I want to create an identity for those family members that came before me. For my family history has been lost, misplaced and forgotten. I will begin by searching for information, asking questions, and recalling memories.
When information is found, I will write. When I recall memories, I will write. When I get answers, I will write.
I want to leave written words for my children, grandchildren, and future generations so that they, “know from whence they came.”
So, I begin this journey with fond memories of my maternal great-grandparents.
George and Miss Mattie
During my childhood, I assumed George and Miss Mattie were only good friends. After all, they worked on the same plantation and lived in close proximity to each other.
As the plantation owner’s family cook, Miss Mattie, lived in the big house with the plantation owner’s family.
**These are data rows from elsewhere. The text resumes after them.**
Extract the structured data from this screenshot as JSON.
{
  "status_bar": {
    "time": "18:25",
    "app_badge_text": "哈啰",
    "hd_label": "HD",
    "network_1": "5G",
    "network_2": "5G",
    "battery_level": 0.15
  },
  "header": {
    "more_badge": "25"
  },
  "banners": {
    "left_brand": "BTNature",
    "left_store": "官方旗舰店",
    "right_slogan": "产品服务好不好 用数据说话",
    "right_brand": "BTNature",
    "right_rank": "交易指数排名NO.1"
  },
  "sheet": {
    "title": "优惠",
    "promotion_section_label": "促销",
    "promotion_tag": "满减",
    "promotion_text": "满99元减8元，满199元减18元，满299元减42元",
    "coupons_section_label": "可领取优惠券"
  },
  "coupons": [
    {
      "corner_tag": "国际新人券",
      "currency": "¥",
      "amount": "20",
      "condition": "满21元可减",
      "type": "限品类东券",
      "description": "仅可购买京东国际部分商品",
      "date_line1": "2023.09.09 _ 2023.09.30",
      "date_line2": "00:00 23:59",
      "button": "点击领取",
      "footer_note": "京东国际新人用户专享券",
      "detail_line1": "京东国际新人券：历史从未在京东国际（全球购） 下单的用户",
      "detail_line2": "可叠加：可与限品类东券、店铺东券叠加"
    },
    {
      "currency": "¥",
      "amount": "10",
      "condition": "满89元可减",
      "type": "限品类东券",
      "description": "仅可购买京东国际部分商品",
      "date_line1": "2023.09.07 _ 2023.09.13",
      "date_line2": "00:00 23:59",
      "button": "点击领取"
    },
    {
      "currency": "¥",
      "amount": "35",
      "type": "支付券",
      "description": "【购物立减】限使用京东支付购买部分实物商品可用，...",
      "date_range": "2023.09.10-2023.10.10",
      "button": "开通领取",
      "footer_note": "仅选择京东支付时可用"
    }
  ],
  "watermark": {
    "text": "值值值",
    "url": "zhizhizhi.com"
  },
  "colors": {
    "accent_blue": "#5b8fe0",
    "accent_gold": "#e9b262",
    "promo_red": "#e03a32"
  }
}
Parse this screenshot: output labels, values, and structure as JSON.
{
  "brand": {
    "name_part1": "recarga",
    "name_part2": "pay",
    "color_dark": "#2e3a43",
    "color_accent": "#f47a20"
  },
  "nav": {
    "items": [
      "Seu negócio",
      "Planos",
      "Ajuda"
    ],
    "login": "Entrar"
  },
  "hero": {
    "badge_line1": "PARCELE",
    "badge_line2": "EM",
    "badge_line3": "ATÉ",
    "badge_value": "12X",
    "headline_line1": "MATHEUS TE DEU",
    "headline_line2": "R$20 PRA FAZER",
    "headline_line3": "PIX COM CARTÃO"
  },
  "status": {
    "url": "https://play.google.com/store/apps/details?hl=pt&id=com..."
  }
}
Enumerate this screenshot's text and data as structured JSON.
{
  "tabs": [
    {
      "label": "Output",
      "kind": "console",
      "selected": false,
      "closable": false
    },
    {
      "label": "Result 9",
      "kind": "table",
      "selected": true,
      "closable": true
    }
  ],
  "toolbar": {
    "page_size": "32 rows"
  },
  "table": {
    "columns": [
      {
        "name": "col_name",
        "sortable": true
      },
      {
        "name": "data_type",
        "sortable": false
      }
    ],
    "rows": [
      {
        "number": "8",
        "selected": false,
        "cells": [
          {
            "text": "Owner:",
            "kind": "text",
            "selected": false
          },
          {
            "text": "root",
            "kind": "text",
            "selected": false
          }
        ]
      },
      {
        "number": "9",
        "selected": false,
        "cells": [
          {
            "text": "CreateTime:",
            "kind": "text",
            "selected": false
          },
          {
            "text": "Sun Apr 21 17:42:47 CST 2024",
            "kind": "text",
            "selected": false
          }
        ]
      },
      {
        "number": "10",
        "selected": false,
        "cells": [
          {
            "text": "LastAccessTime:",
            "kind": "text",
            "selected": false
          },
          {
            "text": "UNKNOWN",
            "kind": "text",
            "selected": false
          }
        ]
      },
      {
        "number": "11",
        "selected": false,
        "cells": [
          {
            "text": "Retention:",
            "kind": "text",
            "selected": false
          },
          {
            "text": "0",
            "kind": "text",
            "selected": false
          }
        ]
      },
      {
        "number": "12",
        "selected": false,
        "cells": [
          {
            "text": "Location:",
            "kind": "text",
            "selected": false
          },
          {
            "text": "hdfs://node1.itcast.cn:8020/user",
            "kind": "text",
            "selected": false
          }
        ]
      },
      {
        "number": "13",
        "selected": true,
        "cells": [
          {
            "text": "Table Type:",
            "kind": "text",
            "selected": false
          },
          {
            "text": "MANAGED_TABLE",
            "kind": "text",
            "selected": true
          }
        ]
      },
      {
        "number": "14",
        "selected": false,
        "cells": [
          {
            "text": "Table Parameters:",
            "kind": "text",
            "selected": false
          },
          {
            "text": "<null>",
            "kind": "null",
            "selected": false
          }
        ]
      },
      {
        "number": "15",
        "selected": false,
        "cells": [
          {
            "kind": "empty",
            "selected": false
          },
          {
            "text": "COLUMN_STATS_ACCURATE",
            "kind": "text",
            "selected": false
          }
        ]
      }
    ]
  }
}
I recall a large white house surrounded by huge shrubs, sitting on lush green lawns, with peacocks walking around spreading their colorful wings.
George worked as the driver who supervised the sharecroppers working in the plantation fields. Therefore, his house was a bit larger, painted a bright red and better maintained than the sharecropper homes on the plantation. Sitting directly behind the big house, it shared the big house’s lush green lawns, huge shrubs and the peacocks even wandered by George’s front porch spreading their colorful wings.
Growing up, I knew George was the driver on the plantation. Unlike the drivers described during slavery, the sharecroppers on the plantation respected and trusted George.
Even though slavery ended in 1865, its remnants remained in the south and its replacement was sharecropping.
I am not sure when George or Miss Mattie began working on this plantation located in the rural Mississippi Delta. For certain, George worked as the driver throughout my mother’s childhood as well as mine.
Miss Mattie and George married sometime around the mid-1950s and were together until George passed away in 1971. Miss Mattie died several years later.
Though. I refer to George and Miss Mattie as great-grandparents, we shared no bloodline.
George the Single Parent
My mother rarely talked about her past. But, she did tell me how George became my great-grandfather He married my great-grandmother, Minerva, around the late 1930s. She was raising four grandchildren after the death of her daughter and only child, Minnie.
Several years later, when Minerva, died four of her sisters offered to take one child each. George rejected their offer. He did not want to see them separated.
George was very protective of the children. He stressed getting an education and their moving up north for a better life. When other children on the plantation went to work in the fields, my mother and her siblings went to school. When the two girls were ready for high school, he sent them both off to boarding schools. I remember mama saying, “We wanted to go to the field with the other children, but George wouldn’t allow it.”
The two boys were with him until they enlisted in the Navy during World War II and the two girls left when they married. All eventually moved north as George wanted.
I have many, many memories to share of times spent with this compassionate, loving, and generous man as I continue down this path of discovering “from whence I came.”